Zimbabwe's white farmers say they have been invited to apply for land - in an apparent U-turn by the government which has seized their land.
Many farms were wrecked when occupied by government supporters
All but 300 of the 4,000 white farmers have been forced off their land since President Robert Mugabe started his "fast-track" land reform in 2000.
A farmers' leader says some 200 applications have already been made and more are coming in.
Critics say the reforms have devastated the economy and led to massive hunger.
Much of the formerly white-owned land is no longer being productively used - either because the beneficiaries have no experience of farming or they lack finance and tools.
Many farms were wrecked when they were invaded by government supporters.
The government has admitted that the exercise has been beset by corruption.
President Mugabe this month celebrated 26 years in power
But Mr Mugabe blames Zimbabwe's economic problems on a plot by Western countries to topple him.

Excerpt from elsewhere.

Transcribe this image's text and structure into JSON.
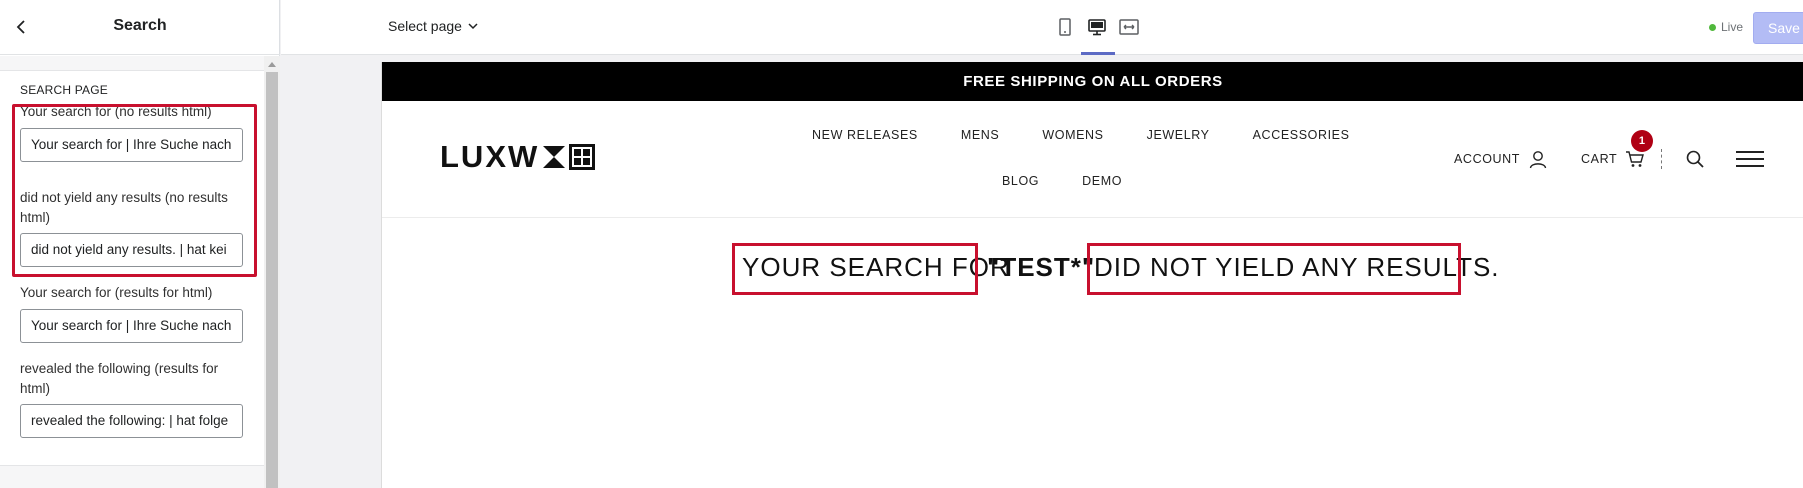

"There is an understanding that our members want to play a significant role in agriculture production, food security and generation of foreign currency for the country," Trevor Gifford, Commercial Farmers' Union vice-president told Reuters news agency.
"It is within this context that we were invited to submit the applications and I do know that instructions have been given to provincial land committees to process the applications and we are now awaiting responses," he said.
'No going back'
Didymus Mutasa, the minister in charge of land reform, could not be reached for comment.
But on Wednesday he said: "There is definitely no going back on our policy on land."
He also said that 99-year leases for commercial farms would be distributed by June, which he hoped would lead to higher agricultural output.
Earlier this year, Agriculture Minister Joseph Made told the BBC News website that any Zimbabwean was free to apply for land, whether white or black, as long as they used it.
Under colonial rule, the best agricultural land was reserved for whites - a policy which Mr Mugabe says he is trying to reverse.
But many white-owned farms were highly mechanised, productive businesses which formed the backbone of the economy.
The opposition says Mr Mugabe is using the land to buy votes.